As the prime minister surveys the outstanding issues before his government, it could be argued that there is no safe place at present from which the Trudeau Liberals can campaign. Issues that should have been winners for this government have turned negative due to lack of action.

There are three matters that come to mind and no doubt there are more. The discovery of 215 bodies of Indigenous children on the Kamloops Residential School site shone a very bright light on the Trudeau government’s lack of progress addressing the Calls to Action contained in the Report of the Truth and Reconciliation Commission.

The government on Monday attempted through two announcements to take the focus off lack of action regarding the recommendations dealing with residential school sites. The government responded to Call to Action 17, by providing a process for reclaiming traditional Indigenous names on passports and other ID.

Call to action 15, was fulfilled by the appointment of an Indigenous Languages Commission.

One wonders what the government will discover next week to announce from the Calls to Action?

The situation in the senior ranks of the Canadian Armed Forces has continued to deteriorate. Recent revelations of two senior members of the military golfing with the former Chief of Defence staff Vance demonstrates how tone deaf the senior ranks have become.

It would seem that the only thing keeping Minister of Defence Sajjan in his job is the prime minister’s reluctance to shuffle his cabinet, particularly before an election.

And the murder of four members of a Muslim family in London also shone a light on the government’s failure to bring forward legislation dealing with online hate speech.

These matters plus the price of housing, rising inflation and related issues are not ones a government would want to dive into in an election campaign that it initiates.

But it may very well be that the issues of today will not be the issues of tomorrow. So a plan to wait through the summer for COVID-19 recovery or into early fall would seem best, for a prime minister seeking a return to majority.

He should know that if that majority is not achieved, there are Liberals who are anxious to take his place and they can be found inside and outside the House of Commons.

Next week The Morning Brief will review the issues that should play prominently in the next campaign.
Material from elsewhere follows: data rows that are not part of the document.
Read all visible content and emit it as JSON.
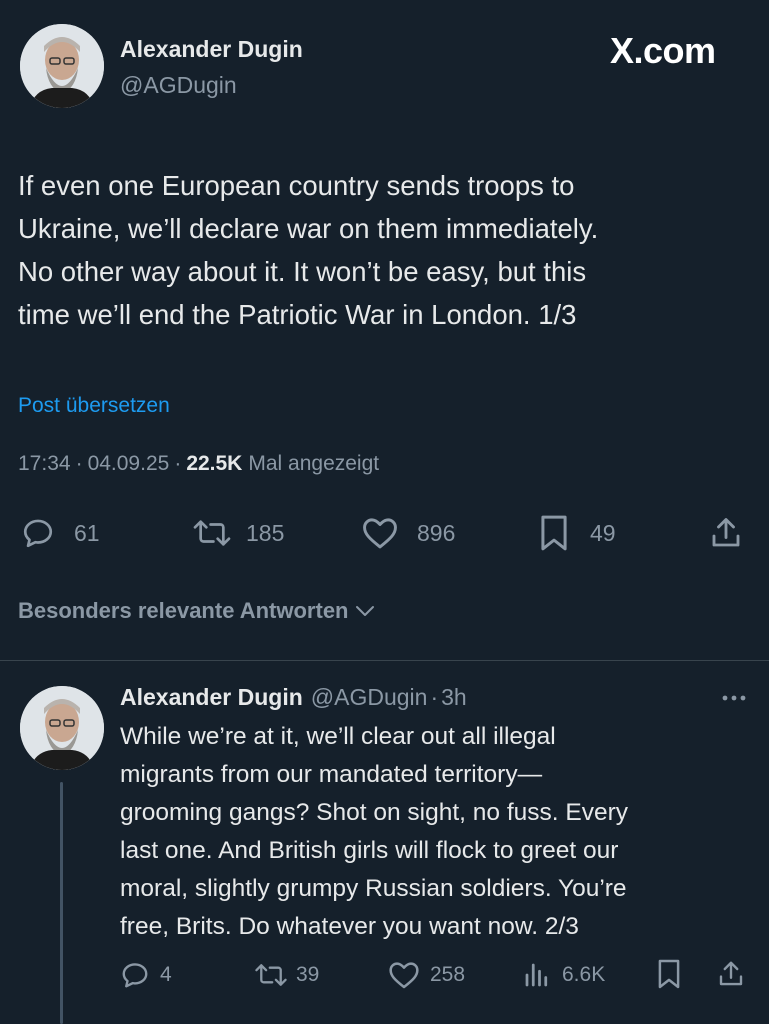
{
  "main_post": {
    "author_name": "Alexander Dugin",
    "author_handle": "@AGDugin",
    "brand": "X.com",
    "text_lines": [
      "If even one European country sends troops to",
      "Ukraine, we’ll declare war on them immediately.",
      "No other way about it. It won’t be easy, but this",
      "time we’ll end the Patriotic War in London.  1/3"
    ],
    "translate_label": "Post übersetzen",
    "time": "17:34",
    "date": "04.09.25",
    "dot": "·",
    "views_count": "22.5K",
    "views_label": "Mal angezeigt",
    "stats": {
      "replies": "61",
      "reposts": "185",
      "likes": "896",
      "bookmarks": "49"
    }
  },
  "replies_sort_label": "Besonders relevante Antworten",
  "reply_post": {
    "author_name": "Alexander Dugin",
    "author_handle": "@AGDugin",
    "dot": "·",
    "time_ago": "3h",
    "text_lines": [
      "While we’re at it, we’ll clear out all illegal",
      "migrants from our mandated territory—",
      "grooming gangs? Shot on sight, no fuss. Every",
      "last one. And British girls will flock to greet our",
      "moral, slightly grumpy Russian soldiers. You’re",
      "free, Brits. Do whatever you want now. 2/3"
    ],
    "stats": {
      "replies": "4",
      "reposts": "39",
      "likes": "258",
      "views": "6.6K"
    }
  },
  "colors": {
    "background": "#15202b",
    "text": "#e7e9ea",
    "muted": "#8b98a5",
    "accent": "#1d9bf0",
    "divider": "#38444d"
  },
  "icons": [
    "reply-icon",
    "repost-icon",
    "like-icon",
    "bookmark-icon",
    "share-icon",
    "views-icon",
    "more-icon",
    "chevron-down-icon"
  ]
}
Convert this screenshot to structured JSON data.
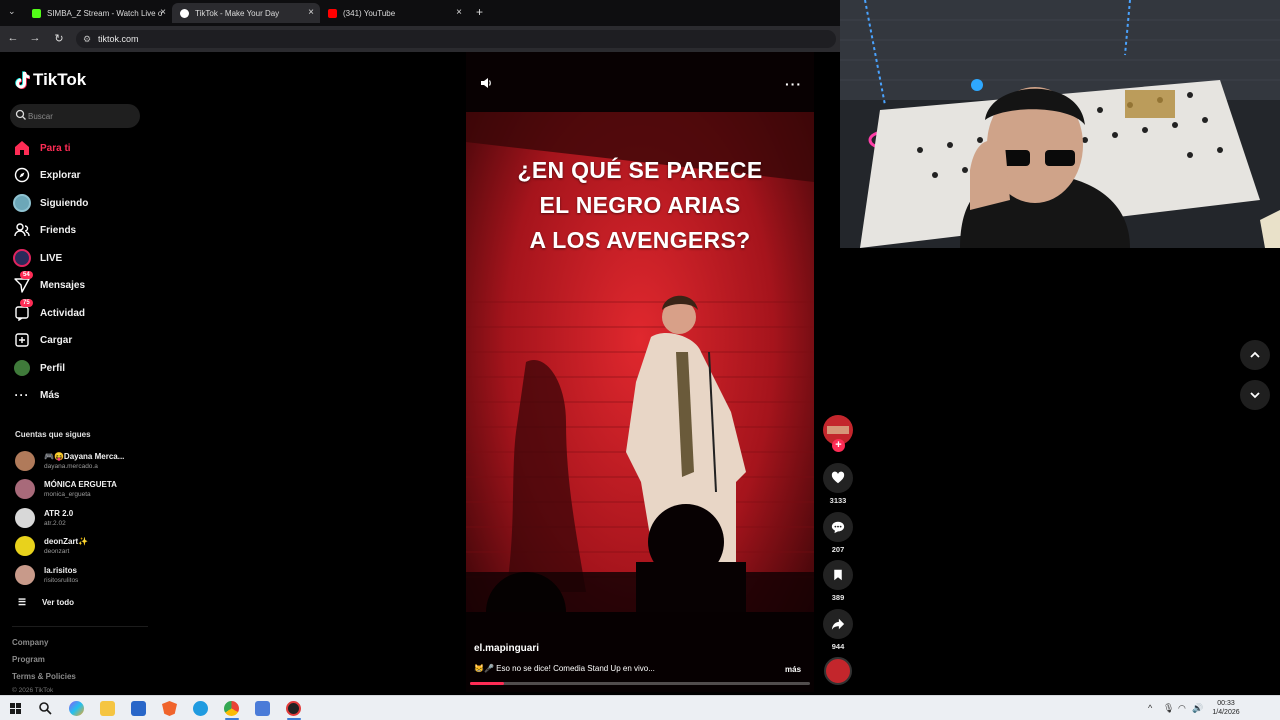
{
  "browser": {
    "tabs": [
      {
        "title": "SIMBA_Z Stream - Watch Live o",
        "favicon_color": "#53fc18"
      },
      {
        "title": "TikTok - Make Your Day",
        "favicon_color": "#ffffff"
      },
      {
        "title": "(341) YouTube",
        "favicon_color": "#ff0000"
      }
    ],
    "url": "tiktok.com"
  },
  "sidebar": {
    "logo": "TikTok",
    "search_placeholder": "Buscar",
    "nav": [
      {
        "label": "Para ti",
        "icon": "home-icon",
        "active": true
      },
      {
        "label": "Explorar",
        "icon": "compass-icon"
      },
      {
        "label": "Siguiendo",
        "icon": "following-avatar-icon"
      },
      {
        "label": "Friends",
        "icon": "friends-icon"
      },
      {
        "label": "LIVE",
        "icon": "live-icon"
      },
      {
        "label": "Mensajes",
        "icon": "messages-icon",
        "badge": "54"
      },
      {
        "label": "Actividad",
        "icon": "activity-icon",
        "badge": "75"
      },
      {
        "label": "Cargar",
        "icon": "upload-icon"
      },
      {
        "label": "Perfil",
        "icon": "profile-icon"
      },
      {
        "label": "Más",
        "icon": "more-icon"
      }
    ],
    "following_title": "Cuentas que sigues",
    "following": [
      {
        "name": "🎮😝Dayana Merca...",
        "handle": "dayana.mercado.a",
        "color": "#b07a5a"
      },
      {
        "name": "MÓNICA ERGUETA",
        "handle": "monica_ergueta",
        "color": "#a86a7a"
      },
      {
        "name": "ATR 2.0",
        "handle": "atr.2.02",
        "color": "#d8d8d8"
      },
      {
        "name": "deonZart✨",
        "handle": "deonzart",
        "color": "#e8d21c"
      },
      {
        "name": "la.risitos",
        "handle": "risitosrulitos",
        "color": "#c89a8a"
      }
    ],
    "see_all": "Ver todo",
    "footer": [
      "Company",
      "Program",
      "Terms & Policies"
    ],
    "copyright": "© 2026 TikTok"
  },
  "video": {
    "caption_lines": [
      "¿EN QUÉ SE PARECE",
      "EL NEGRO ARIAS",
      "A LOS AVENGERS?"
    ],
    "author": "el.mapinguari",
    "description": "😸🎤 Eso no se dice! Comedia Stand Up en vivo...",
    "more": "más",
    "progress": 0.1
  },
  "actions": {
    "likes": "3133",
    "comments": "207",
    "saves": "389",
    "shares": "944"
  },
  "taskbar": {
    "time": "00:33",
    "date": "1/4/2026"
  },
  "colors": {
    "accent": "#fe2c55",
    "background": "#000000"
  }
}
To Come


June 23
  • Retail trade numbers for April to be released
June 30
  • GDP numbers for April to be released

The Morning Brief returns on Wednesday, June 23.

– BC